The 40 stations that Crossrail will call at each require 250m platforms to accommodate the long trains. In order to ensure the final dimensions of the stations, a perfect mockup of the platform was constructed from foam and plywood, experimenting with various materials and finishes for both an aesthetic and practical effect. Some of the stations will be as deep as 40m below the surface, with many of the mainline, London Underground and DLR stations enjoying a face-lift as part of the works.
Reference: Railway News – Railway suppliers and products
2.Rail Depots Maintenance Facilities Conference 2016 July 7, 2016
The Rail Depots & Maintenance Facilities Conference 2016 will take place in Washington DC on 27–28 July. Speakers include representatives of Transit Authorities from Maryland, Massachusetts Bay, Atlanta, Chicago, Sacramento, Pennsylvania, Southern California and New York city, and corporations including Railshine and Amtrak.
Keynote speeches will be given on subjects including optimized depot layout and the improved use of existing facilities by way of design and management to enhance productivity and cost-effectiveness. There will also be keynote speeches on overhauling facilities and re configuring maintenance equipment over replacing with new equipment.
Case studies on facility upgrades for light rail, including points of access and the challenges presented by maintenance on low floor versus high floor vehicles. Railshine will share their experiences in infrastructure works, including the impact electrification has on rail maintenance depots and how both electric and diesel train-sets can be accommodated in the same depot.

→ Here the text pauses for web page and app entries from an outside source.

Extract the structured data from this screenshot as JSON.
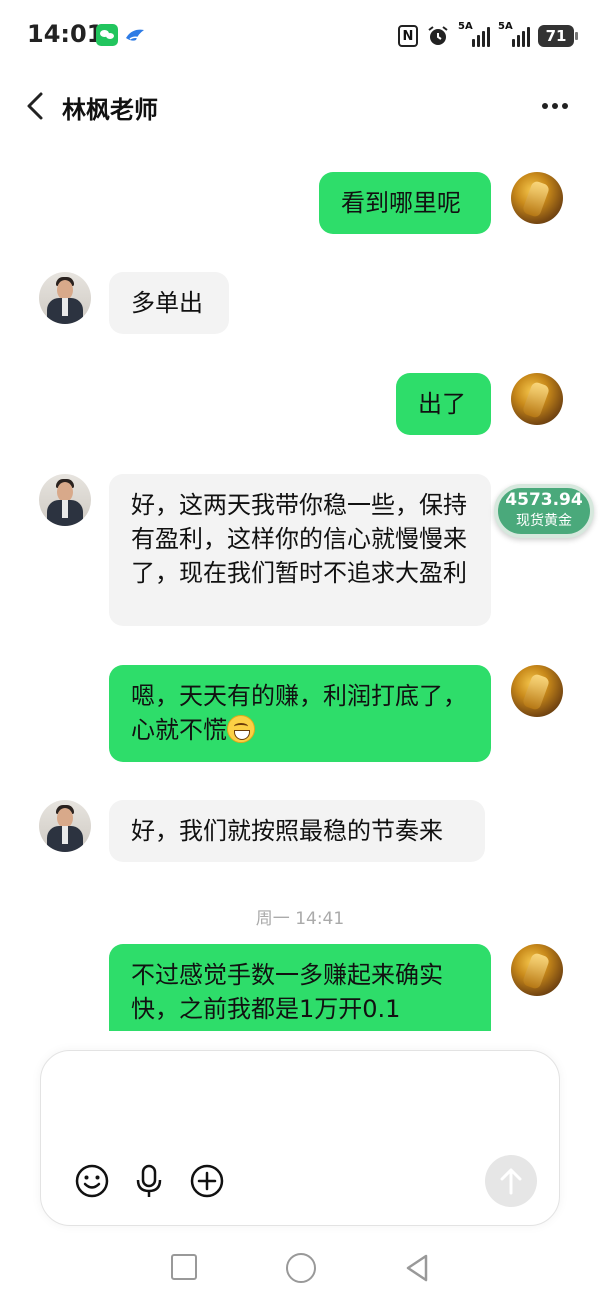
{
  "status_bar": {
    "time": "14:01",
    "nfc": "N",
    "signal1_label": "5A",
    "signal2_label": "5A",
    "battery": "71"
  },
  "header": {
    "title": "林枫老师"
  },
  "messages": [
    {
      "side": "out",
      "text": "看到哪里呢"
    },
    {
      "side": "in",
      "text": "多单出"
    },
    {
      "side": "out",
      "text": "出了"
    },
    {
      "side": "in",
      "text": "好，这两天我带你稳一些，保持有盈利，这样你的信心就慢慢来了，现在我们暂时不追求大盈利"
    },
    {
      "side": "out",
      "text": "嗯，天天有的赚，利润打底了，心就不慌"
    },
    {
      "side": "in",
      "text": "好，我们就按照最稳的节奏来"
    },
    {
      "side": "out",
      "text": "不过感觉手数一多赚起来确实快，之前我都是1万开0.1"
    }
  ],
  "timestamp": "周一 14:41",
  "gold_widget": {
    "price": "4573.94",
    "label": "现货黄金"
  },
  "composer": {
    "placeholder": ""
  },
  "icons": {
    "back": "chevron-left-icon",
    "more": "more-horizontal-icon",
    "emoji": "emoji-icon",
    "voice": "microphone-icon",
    "add": "plus-circle-icon",
    "send": "send-arrow-icon"
  },
  "colors": {
    "outgoing_bubble": "#2edd6a",
    "incoming_bubble": "#f3f3f3",
    "gold_widget": "#4aa97b"
  }
}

Scott McAleese from Chicago Transit Authority will speak on the cost-benefit case of cranes and hoists, how best they can be utilized and how to minimize disruption when upgrading and overhauling cranes and hoists within depots. Depot layout including the pros and cons of centralized and decentralized facilities, upgrading facilities without disrupting maintenance operations, and how projects can be managed on time and within budget. Staff competency and training will also be presented.

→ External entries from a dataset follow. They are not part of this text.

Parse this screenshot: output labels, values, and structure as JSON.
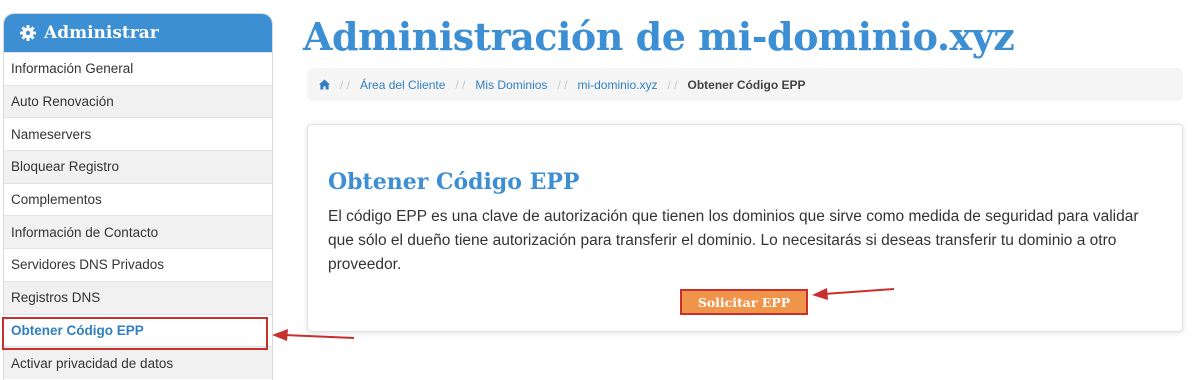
{
  "sidebar": {
    "title": "Administrar",
    "items": [
      {
        "label": "Información General"
      },
      {
        "label": "Auto Renovación"
      },
      {
        "label": "Nameservers"
      },
      {
        "label": "Bloquear Registro"
      },
      {
        "label": "Complementos"
      },
      {
        "label": "Información de Contacto"
      },
      {
        "label": "Servidores DNS Privados"
      },
      {
        "label": "Registros DNS"
      },
      {
        "label": "Obtener Código EPP"
      },
      {
        "label": "Activar privacidad de datos"
      }
    ]
  },
  "page": {
    "title": "Administración de mi-dominio.xyz"
  },
  "breadcrumb": {
    "items": [
      "Área del Cliente",
      "Mis Dominios",
      "mi-dominio.xyz"
    ],
    "current": "Obtener Código EPP",
    "separator": "/ /"
  },
  "panel": {
    "title": "Obtener Código EPP",
    "text": "El código EPP es una clave de autorización que tienen los dominios que sirve como medida de seguridad para validar que sólo el dueño tiene autorización para transferir el dominio. Lo necesitarás si deseas transferir tu dominio a otro proveedor.",
    "button_label": "Solicitar EPP"
  },
  "colors": {
    "accent": "#3d8fd3",
    "button": "#f0944a",
    "highlight": "#c8302e"
  },
  "icons": {
    "sidebar_header": "gear-icon",
    "breadcrumb_home": "home-icon"
  }
}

Other areas including supply chains for spare parts and equipment, capital funding options, the cost-effectiveness of new facility builds and rehabilitation of existing facilities. Predictive maintenance technologies will also be discussed alongside progressive overhaul methods in order to improve train availability, as well as condition based maintenance over scheduled maintenance and the various issues relating to this.
There will also be plenty of opportunity to network and meet with existing contacts at refreshments, lunches and a networking drinks in the exhibition showcase area.
Reference: Railway News – Railway suppliers and products
3.Germany increases regional rail funding
GERMANY’s federal council laid the legislative foundations to strengthen urban and regional rail services at its sitting on July 8. This follows the approval of a legislative package by the Bundestag on July 7.
This means that €8.2bn will now be made available each year to spend on urban and regional passenger rail to improve both infrastructure and rolling stock.
The federal states have been lobbying for a reduction in the rate at which track access charges are being increased. Access charges have risen sharply in the past and swallowed a large chunk of the available funding. The federal government says it has listened to these concerns and in future track access charges will only increase by 1.8% a year, which the German Railway Industry Association (VDB) regards as big victory.
“The political agreement can finally provide the German railway industry with the necessary clarity and planning security as a provider of regional and local trains and infrastructure equipment,” says the VDB’s CEO Mr Ben Möbius. “The financial basis has now been secured for regional passenger rail transport in Germany for the next few years. With 2.5 billion passengers a year, regional rail is the backbone of mobility in Germany.”
However, Möbius does not want to see long-distance passenger services being forced to pick up the bill to pay for the new regional rail track access agreement. “You cannot solve one problem by creating a new one,” Möbius points out.
The new legislation should also pave the way for increased competition on and deregulation of the German rail network, for example by improving access for operators to train maintenance facilities.